## Work task:
What the response needs is every record, repeated verbatim, and no images.

## Data shown:
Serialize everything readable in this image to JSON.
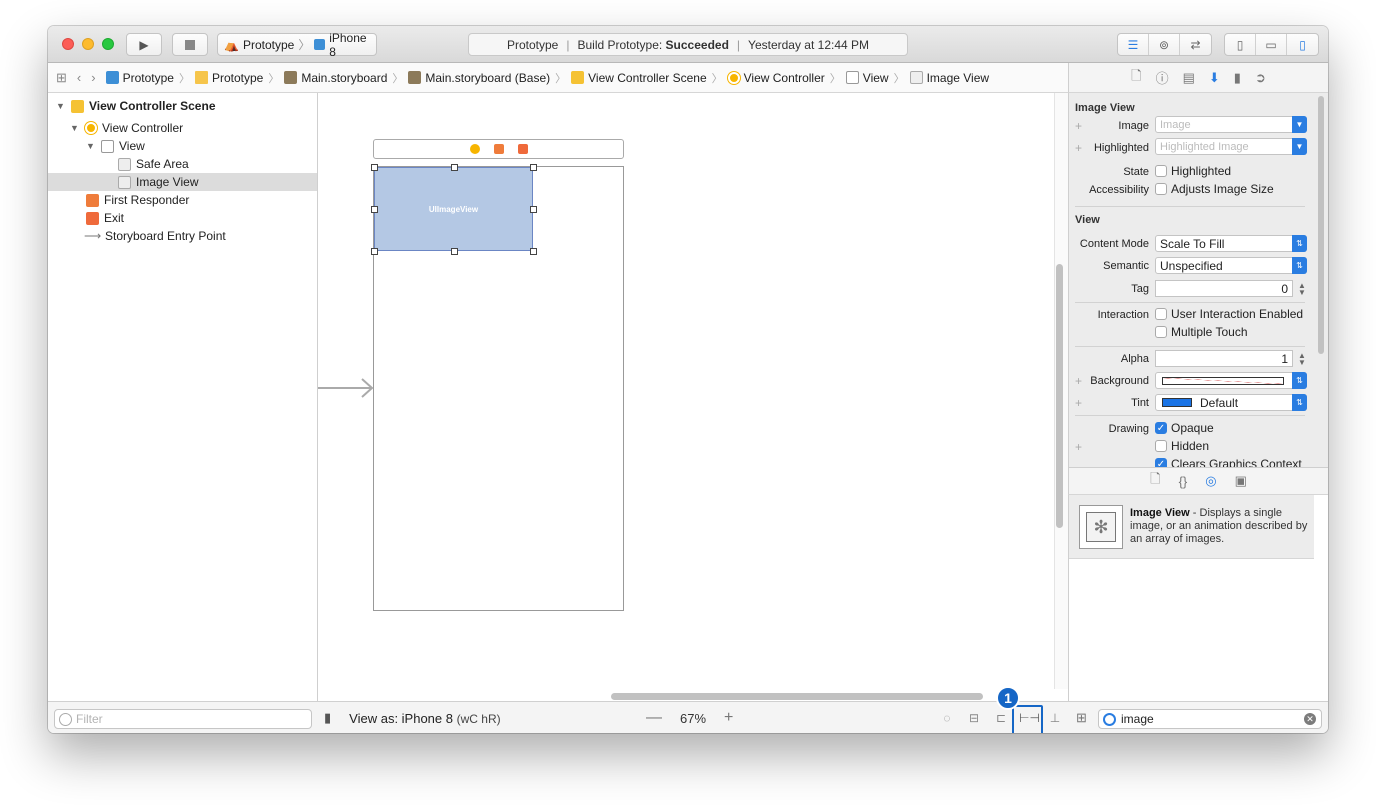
{
  "toolbar": {
    "scheme_project": "Prototype",
    "scheme_device": "iPhone 8",
    "status_project": "Prototype",
    "status_build_label": "Build Prototype:",
    "status_build_result": "Succeeded",
    "status_time": "Yesterday at 12:44 PM"
  },
  "jumpbar": {
    "crumbs": [
      "Prototype",
      "Prototype",
      "Main.storyboard",
      "Main.storyboard (Base)",
      "View Controller Scene",
      "View Controller",
      "View",
      "Image View"
    ]
  },
  "navigator": {
    "items": [
      {
        "label": "View Controller Scene"
      },
      {
        "label": "View Controller"
      },
      {
        "label": "View"
      },
      {
        "label": "Safe Area"
      },
      {
        "label": "Image View"
      },
      {
        "label": "First Responder"
      },
      {
        "label": "Exit"
      },
      {
        "label": "Storyboard Entry Point"
      }
    ],
    "filter_placeholder": "Filter"
  },
  "canvas": {
    "image_view_label": "UIImageView",
    "view_as": "View as: iPhone 8",
    "size_class": "(wC hR)",
    "zoom": "67%",
    "zoom_minus": "—",
    "zoom_plus": "+"
  },
  "annotation": {
    "badge": "1"
  },
  "inspector": {
    "image_view_section": "Image View",
    "image_label": "Image",
    "image_placeholder": "Image",
    "highlighted_label": "Highlighted",
    "highlighted_placeholder": "Highlighted Image",
    "state_label": "State",
    "state_option": "Highlighted",
    "accessibility_label": "Accessibility",
    "accessibility_option": "Adjusts Image Size",
    "view_section": "View",
    "content_mode_label": "Content Mode",
    "content_mode_value": "Scale To Fill",
    "semantic_label": "Semantic",
    "semantic_value": "Unspecified",
    "tag_label": "Tag",
    "tag_value": "0",
    "interaction_label": "Interaction",
    "interaction_opt1": "User Interaction Enabled",
    "interaction_opt2": "Multiple Touch",
    "alpha_label": "Alpha",
    "alpha_value": "1",
    "background_label": "Background",
    "tint_label": "Tint",
    "tint_value": "Default",
    "drawing_label": "Drawing",
    "drawing_opt1": "Opaque",
    "drawing_opt2": "Hidden",
    "drawing_opt3": "Clears Graphics Context"
  },
  "library": {
    "item_title": "Image View",
    "item_desc": " - Displays a single image, or an animation described by an array of images.",
    "search_value": "image"
  },
  "colors": {
    "accent": "#2a7de1",
    "annotation": "#1566c6",
    "image_view_fill": "#b4c8e4"
  }
}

## Result for this exercise:
Serialize everything readable in this image to JSON.
{
  "toolbar": {
    "scheme_project": "Prototype",
    "scheme_device": "iPhone 8",
    "status_project": "Prototype",
    "status_build_label": "Build Prototype:",
    "status_build_result": "Succeeded",
    "status_time": "Yesterday at 12:44 PM"
  },
  "jumpbar": {
    "crumbs": [
      "Prototype",
      "Prototype",
      "Main.storyboard",
      "Main.storyboard (Base)",
      "View Controller Scene",
      "View Controller",
      "View",
      "Image View"
    ]
  },
  "navigator": {
    "items": [
      {
        "label": "View Controller Scene"
      },
      {
        "label": "View Controller"
      },
      {
        "label": "View"
      },
      {
        "label": "Safe Area"
      },
      {
        "label": "Image View"
      },
      {
        "label": "First Responder"
      },
      {
        "label": "Exit"
      },
      {
        "label": "Storyboard Entry Point"
      }
    ],
    "filter_placeholder": "Filter"
  },
  "canvas": {
    "image_view_label": "UIImageView",
    "view_as": "View as: iPhone 8",
    "size_class": "(wC hR)",
    "zoom": "67%",
    "zoom_minus": "—",
    "zoom_plus": "+"
  },
  "annotation": {
    "badge": "1"
  },
  "inspector": {
    "image_view_section": "Image View",
    "image_label": "Image",
    "image_placeholder": "Image",
    "highlighted_label": "Highlighted",
    "highlighted_placeholder": "Highlighted Image",
    "state_label": "State",
    "state_option": "Highlighted",
    "accessibility_label": "Accessibility",
    "accessibility_option": "Adjusts Image Size",
    "view_section": "View",
    "content_mode_label": "Content Mode",
    "content_mode_value": "Scale To Fill",
    "semantic_label": "Semantic",
    "semantic_value": "Unspecified",
    "tag_label": "Tag",
    "tag_value": "0",
    "interaction_label": "Interaction",
    "interaction_opt1": "User Interaction Enabled",
    "interaction_opt2": "Multiple Touch",
    "alpha_label": "Alpha",
    "alpha_value": "1",
    "background_label": "Background",
    "tint_label": "Tint",
    "tint_value": "Default",
    "drawing_label": "Drawing",
    "drawing_opt1": "Opaque",
    "drawing_opt2": "Hidden",
    "drawing_opt3": "Clears Graphics Context"
  },
  "library": {
    "item_title": "Image View",
    "item_desc": " - Displays a single image, or an animation described by an array of images.",
    "search_value": "image"
  },
  "colors": {
    "accent": "#2a7de1",
    "annotation": "#1566c6",
    "image_view_fill": "#b4c8e4"
  }
}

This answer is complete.